**EXERCISE DETAILS**
Lines containing the word "JSON" are the ones to copy from the records below.

**RECORDS SHOWN**
-=-=-=-=-

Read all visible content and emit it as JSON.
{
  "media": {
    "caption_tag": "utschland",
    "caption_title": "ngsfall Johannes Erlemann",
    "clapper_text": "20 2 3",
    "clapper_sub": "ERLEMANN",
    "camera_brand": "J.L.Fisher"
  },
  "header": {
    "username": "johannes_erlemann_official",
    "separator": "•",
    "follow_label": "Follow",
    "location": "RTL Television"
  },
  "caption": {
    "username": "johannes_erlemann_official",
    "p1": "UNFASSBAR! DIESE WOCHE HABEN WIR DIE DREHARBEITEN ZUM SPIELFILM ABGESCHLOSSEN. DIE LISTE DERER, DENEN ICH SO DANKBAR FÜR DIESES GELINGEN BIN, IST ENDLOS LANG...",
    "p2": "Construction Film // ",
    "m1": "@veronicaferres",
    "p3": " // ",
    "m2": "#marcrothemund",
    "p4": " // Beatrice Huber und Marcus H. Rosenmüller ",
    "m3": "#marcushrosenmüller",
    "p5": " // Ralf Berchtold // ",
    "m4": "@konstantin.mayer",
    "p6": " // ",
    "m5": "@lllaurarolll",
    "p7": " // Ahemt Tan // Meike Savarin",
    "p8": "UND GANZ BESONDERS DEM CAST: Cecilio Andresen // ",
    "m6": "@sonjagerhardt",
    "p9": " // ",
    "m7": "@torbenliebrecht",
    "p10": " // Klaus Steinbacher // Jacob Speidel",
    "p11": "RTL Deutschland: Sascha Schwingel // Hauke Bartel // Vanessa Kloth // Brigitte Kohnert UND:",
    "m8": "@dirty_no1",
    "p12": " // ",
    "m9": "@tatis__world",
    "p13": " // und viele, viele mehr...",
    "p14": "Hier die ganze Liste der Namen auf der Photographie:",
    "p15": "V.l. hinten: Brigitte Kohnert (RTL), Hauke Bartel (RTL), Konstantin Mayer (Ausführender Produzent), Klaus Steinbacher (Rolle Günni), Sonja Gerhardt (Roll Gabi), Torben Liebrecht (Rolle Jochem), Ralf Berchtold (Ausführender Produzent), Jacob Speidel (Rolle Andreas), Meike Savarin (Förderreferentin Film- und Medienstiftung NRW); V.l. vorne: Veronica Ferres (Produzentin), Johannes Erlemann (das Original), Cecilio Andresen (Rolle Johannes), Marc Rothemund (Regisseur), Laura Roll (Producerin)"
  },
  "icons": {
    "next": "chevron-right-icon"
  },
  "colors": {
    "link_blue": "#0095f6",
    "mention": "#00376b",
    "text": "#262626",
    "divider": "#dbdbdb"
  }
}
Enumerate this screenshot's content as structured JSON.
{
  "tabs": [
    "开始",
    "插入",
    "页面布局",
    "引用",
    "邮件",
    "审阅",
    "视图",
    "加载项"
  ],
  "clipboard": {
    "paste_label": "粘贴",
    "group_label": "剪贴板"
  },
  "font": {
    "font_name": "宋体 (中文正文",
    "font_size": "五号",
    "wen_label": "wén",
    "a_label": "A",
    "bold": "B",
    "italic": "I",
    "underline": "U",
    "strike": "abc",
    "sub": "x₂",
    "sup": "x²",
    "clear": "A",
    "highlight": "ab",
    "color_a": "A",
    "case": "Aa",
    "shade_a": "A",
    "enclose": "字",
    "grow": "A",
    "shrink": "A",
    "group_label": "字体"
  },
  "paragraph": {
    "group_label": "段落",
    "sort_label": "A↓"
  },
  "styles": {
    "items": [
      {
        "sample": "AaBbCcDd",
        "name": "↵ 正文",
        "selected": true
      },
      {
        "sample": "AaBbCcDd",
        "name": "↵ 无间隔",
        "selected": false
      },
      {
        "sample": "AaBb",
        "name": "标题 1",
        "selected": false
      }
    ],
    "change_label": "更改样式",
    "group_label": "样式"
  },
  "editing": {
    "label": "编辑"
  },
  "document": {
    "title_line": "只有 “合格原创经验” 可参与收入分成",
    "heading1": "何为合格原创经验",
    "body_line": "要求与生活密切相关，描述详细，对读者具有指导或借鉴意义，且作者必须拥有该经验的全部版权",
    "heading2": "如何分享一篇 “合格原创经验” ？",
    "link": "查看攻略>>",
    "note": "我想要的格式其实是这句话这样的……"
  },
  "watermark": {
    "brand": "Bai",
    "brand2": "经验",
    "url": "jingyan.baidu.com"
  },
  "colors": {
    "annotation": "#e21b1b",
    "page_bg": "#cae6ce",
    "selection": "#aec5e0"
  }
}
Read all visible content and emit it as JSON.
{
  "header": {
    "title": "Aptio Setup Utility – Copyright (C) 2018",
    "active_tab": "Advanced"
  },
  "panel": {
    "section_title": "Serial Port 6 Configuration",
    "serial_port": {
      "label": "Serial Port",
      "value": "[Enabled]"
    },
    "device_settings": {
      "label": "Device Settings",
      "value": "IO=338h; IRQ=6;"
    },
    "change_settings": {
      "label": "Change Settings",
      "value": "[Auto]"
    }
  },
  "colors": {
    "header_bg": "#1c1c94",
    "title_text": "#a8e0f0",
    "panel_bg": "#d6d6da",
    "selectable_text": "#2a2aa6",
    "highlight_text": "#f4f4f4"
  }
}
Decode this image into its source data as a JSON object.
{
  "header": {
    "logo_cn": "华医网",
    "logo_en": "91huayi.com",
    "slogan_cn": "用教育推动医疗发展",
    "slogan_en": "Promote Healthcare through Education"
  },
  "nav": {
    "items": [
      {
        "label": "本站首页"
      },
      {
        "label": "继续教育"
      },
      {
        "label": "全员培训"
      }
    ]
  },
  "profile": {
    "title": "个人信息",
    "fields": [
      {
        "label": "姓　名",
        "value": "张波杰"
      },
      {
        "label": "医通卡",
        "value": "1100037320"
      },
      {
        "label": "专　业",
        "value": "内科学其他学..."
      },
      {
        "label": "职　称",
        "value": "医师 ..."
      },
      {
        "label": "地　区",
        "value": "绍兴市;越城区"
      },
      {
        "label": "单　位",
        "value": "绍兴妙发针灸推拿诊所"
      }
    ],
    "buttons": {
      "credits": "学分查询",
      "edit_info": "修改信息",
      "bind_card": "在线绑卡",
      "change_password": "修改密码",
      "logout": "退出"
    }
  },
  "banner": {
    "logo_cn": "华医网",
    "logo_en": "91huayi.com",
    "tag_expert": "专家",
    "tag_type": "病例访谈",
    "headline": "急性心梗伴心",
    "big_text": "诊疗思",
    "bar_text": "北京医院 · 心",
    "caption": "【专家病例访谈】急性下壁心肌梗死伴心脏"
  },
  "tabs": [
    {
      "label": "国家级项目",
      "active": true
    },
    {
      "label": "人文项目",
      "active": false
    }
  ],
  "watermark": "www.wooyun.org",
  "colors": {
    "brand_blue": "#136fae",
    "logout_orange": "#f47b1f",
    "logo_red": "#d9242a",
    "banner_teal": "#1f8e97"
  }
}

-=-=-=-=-

**TASK RESPONSE**
Read all visible content and emit it as JSON.
Enumerate this screenshot's content as structured JSON.
Read all visible content and emit it as JSON.
Decode this image into its source data as a JSON object.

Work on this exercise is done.